When I decided to launch Nearshore Americas back in 2009, it was to serve an industry that needed a voice.
That industry – commonly called the Nearshore outsourcing industry – brings in roughly $15 billion of revenue a year for countries throughout Latin America and the Caribbean.
The market then, and now, desperately needs to be understood. Yet, in the era of Trump, chaos is winning out over clarity and fear seems to be causing many C-suite leaders in the U.S. to double-down on vows of silence.
“Our Lips are Sealed”
The decision to stay quiet is nothing new in our industry. In fact, I myself have been called naive to suggest that customers of IT and BPO services should openly describe what is like to work with partners in places like Mexico, Colombia, Jamaica, Argentina, and Costa Rica.
Some executives see no problem talking about their experiences, often propelled by the life-changing, ‘humanizing’ experience of getting to know people in the Caribbean/Latin America (CALA) region who take great pride in holding down a job like a call center agent that they frequently consider a solid career.
The most likely to praise their partners are some of the estimated 25,000 small- and medium-sized U.S. businesses that rely in some part on knowledge-services partners in the CALA region.
Even so, the vast majority of United States business leaders shutter at the possibility of disclosure, but can you blame them?
People Don’t Understand
The risk-reward conversation goes like this:
I have everything to lose and nothing to gain if I work for a Fortune 1,000 company outsourcing to Latin America, or for that matter, anywhere in the world.
People don’t understand my business, they don’t understand that we need to work with the smartest people we can find no matter where they are.
No-one understands that our business has become global in nature, and that we’re not sure if our latest project will last more than six months, and that hiring a U.S. worker with rising healthcare costs puts more crippling pressure on our operating margins, meaning we lose market share if we start passing that cost on to our customers.
In other words, people don’t get it. They never will. And the political atmosphere makes speaking out suicidal.
There are deep levels of hypocrisy at play here. Take for instance the New York Times, held up often as a sterling example of the free and open U.S. press. The Times recently declared, “The truth is more important than ever.”

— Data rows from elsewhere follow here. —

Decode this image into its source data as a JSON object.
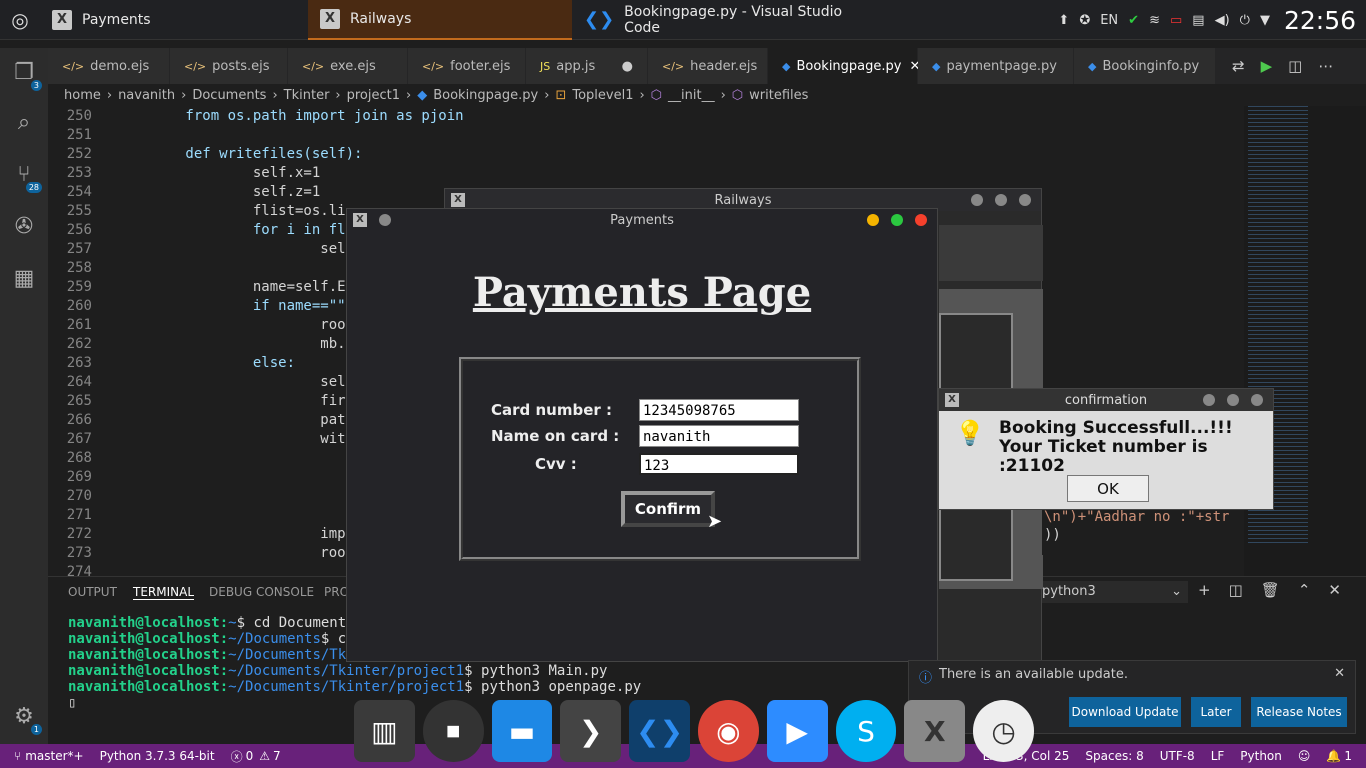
{
  "taskbar": {
    "tasks": [
      "Payments",
      "Railways",
      "Bookingpage.py - Visual Studio Code"
    ],
    "lang": "EN",
    "clock": "22:56"
  },
  "tabs": [
    "demo.ejs",
    "posts.ejs",
    "exe.ejs",
    "footer.ejs",
    "app.js",
    "header.ejs",
    "Bookingpage.py",
    "paymentpage.py",
    "Bookinginfo.py"
  ],
  "breadcrumb": [
    "home",
    "navanith",
    "Documents",
    "Tkinter",
    "project1",
    "Bookingpage.py",
    "Toplevel1",
    "__init__",
    "writefiles"
  ],
  "activity": {
    "explorer_badge": "3",
    "scm_badge": "28",
    "settings_badge": "1"
  },
  "editor": {
    "line_numbers": [
      "250",
      "251",
      "252",
      "253",
      "254",
      "255",
      "256",
      "257",
      "258",
      "259",
      "260",
      "261",
      "262",
      "263",
      "264",
      "265",
      "266",
      "267",
      "268",
      "269",
      "270",
      "271",
      "272",
      "273",
      "274"
    ],
    "lines": [
      "        from os.path import join as pjoin",
      "",
      "        def writefiles(self):",
      "                self.x=1",
      "                self.z=1",
      "                flist=os.li",
      "                for i in fl",
      "                        sel",
      "",
      "                name=self.E",
      "                if name==\"\"",
      "                        roo",
      "                        mb.",
      "                else:",
      "                        sel",
      "                        fir",
      "                        pat",
      "                        wit",
      "",
      "",
      "",
      "",
      "                        impo",
      "                        roo",
      ""
    ]
  },
  "panel": {
    "tabs": [
      "OUTPUT",
      "TERMINAL",
      "DEBUG CONSOLE",
      "PRO"
    ],
    "python_select": "python3",
    "terminal": [
      {
        "prompt": "navanith@localhost:",
        "path": "~",
        "cmd": "$ cd Documents"
      },
      {
        "prompt": "navanith@localhost:",
        "path": "~/Documents",
        "cmd": "$ cd"
      },
      {
        "prompt": "navanith@localhost:",
        "path": "~/Documents/Tki",
        "cmd": ""
      },
      {
        "prompt": "navanith@localhost:",
        "path": "~/Documents/Tkinter/project1",
        "cmd": "$ python3 Main.py"
      },
      {
        "prompt": "navanith@localhost:",
        "path": "~/Documents/Tkinter/project1",
        "cmd": "$ python3 openpage.py"
      }
    ]
  },
  "railways": {
    "title": "Railways"
  },
  "payments": {
    "title": "Payments",
    "heading": "Payments Page",
    "card_label": "Card number :",
    "card_value": "12345098765",
    "name_label": "Name on card :",
    "name_value": "navanith",
    "cvv_label": "Cvv :",
    "cvv_value": "123",
    "confirm": "Confirm"
  },
  "confirmation": {
    "title": "confirmation",
    "line1": "Booking Successfull...!!!",
    "line2": "Your Ticket number is :21102",
    "ok": "OK"
  },
  "snippet": {
    "line1": "\\n\")+\"Aadhar no :\"+str",
    "line2": "))"
  },
  "update": {
    "text": "There is an available update.",
    "download": "Download Update",
    "later": "Later",
    "notes": "Release Notes"
  },
  "status": {
    "branch": "master*+",
    "python": "Python 3.7.3 64-bit",
    "errors": "0",
    "warnings": "7",
    "position": "Ln 253, Col 25",
    "spaces": "Spaces: 8",
    "encoding": "UTF-8",
    "eol": "LF",
    "lang": "Python",
    "bell": "1"
  },
  "colors": {
    "statusbar": "#68217a",
    "accent": "#0e639c"
  }
}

Do you think the Times brain-trust would feel that way when asked to explain the vital role a leading outsourcing firm from India has played in supporting its digital operations over the last number of years? (We spoke a few years ago to a Times’ communications officer, and they quickly declined comment. Suppose that has changed?)
I’m not looking to ‘out’ corporations in this piece. What I am aiming to do is help them recognize that many are only one explosive, United Airlines-like debacle away from being exposed for grand-scale duplicity on a show like John Oliver’s Last Week Tonight.

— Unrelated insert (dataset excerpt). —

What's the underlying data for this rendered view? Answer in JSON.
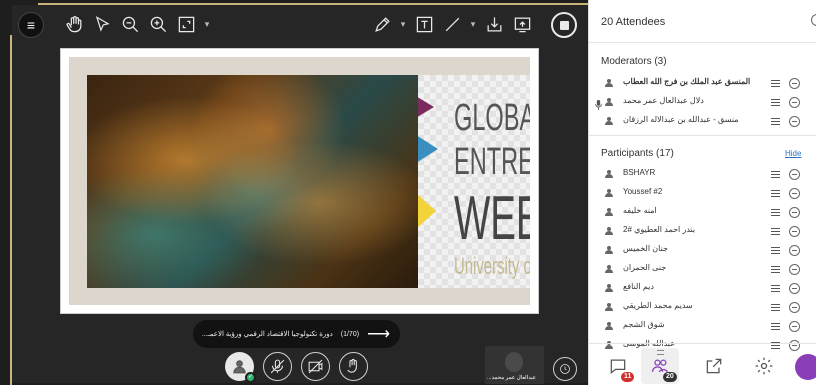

This practice is akin to having a great chef laboring away in your kitchen, but never allowing him or her to enter the main stage of the dining room.
On the flipside are companies like Wayfair, which, after some prodding, went along with our request eight months ago to describe the crucial role the company has played creating jobs for professionals in Guyana, who do merchandising and back-office work.
Risk of Oversimplification
Of course, like just about any subject that blends politics and business, it’s complicated. The multi-directional flows of cross-border investment in ICT are complex, and continue to be an target for gross oversimplification.
We hope to detangle some of that complexity when we hold an important panel discussion called, “Navigating in the New Reality of the United States” in a few weeks at the Google campus in Mountain View, Calif. as part of our annual Nexus conference.
We have some very smart folks on that panel – including Bismarck Lepe, a former Googler who has become a successful entrepreneur with both Ooyala and Wizeline; Dilawar Syed, President of FreshDesk who is singlehandedly carving a new pathway for politically outspoken tech business leaders; Priya Alagiri, a leading Silicon Valley attorney with a razor sharp understanding of the practical impacts of the various bans, visa restrictions and other barriers – both spoken and perceived – that are starting to rip a hole through the fabric of our society. A late entrant to the panel is Henry Han, who is executive director of technology investment for the British Colombia province of Canada. Moderating the panel is Steven Kirz, a managing partner at sourcing advisory firm, Pace Harmon in San Francisco.
A few weeks ago, I sat down with Dilawar, a native of Pakistan who describes himself as a deeply proud American, having immigrated here and becoming a citizen. Dilawar is concerned about the increasing division in American society, and goes as far to say that Silicon Valley needs to bridge that gap by, for example, creating tech centers in Rust Belt cities. Look within the United States to build talent pools, he argues.
Building bridges, being more transparent, and having the courage to announce in your quarterly conference calls that teams in overseas markets are of fundamental benefit to your company doesn’t sound that difficult. The beautiful thing about technology services is it cannot function well in an ‘us vs. them’ environment. Success requires collaboration.
Let’s not pretend that the political tone in this country isn’t impacting our business culture. I’d like to think our country can have more courage, and that business leaders can speak proudly about their workers, partners, associates, and anyone who contributes value to their products and services.
Stand proud or hide in silence — where do you place yourself?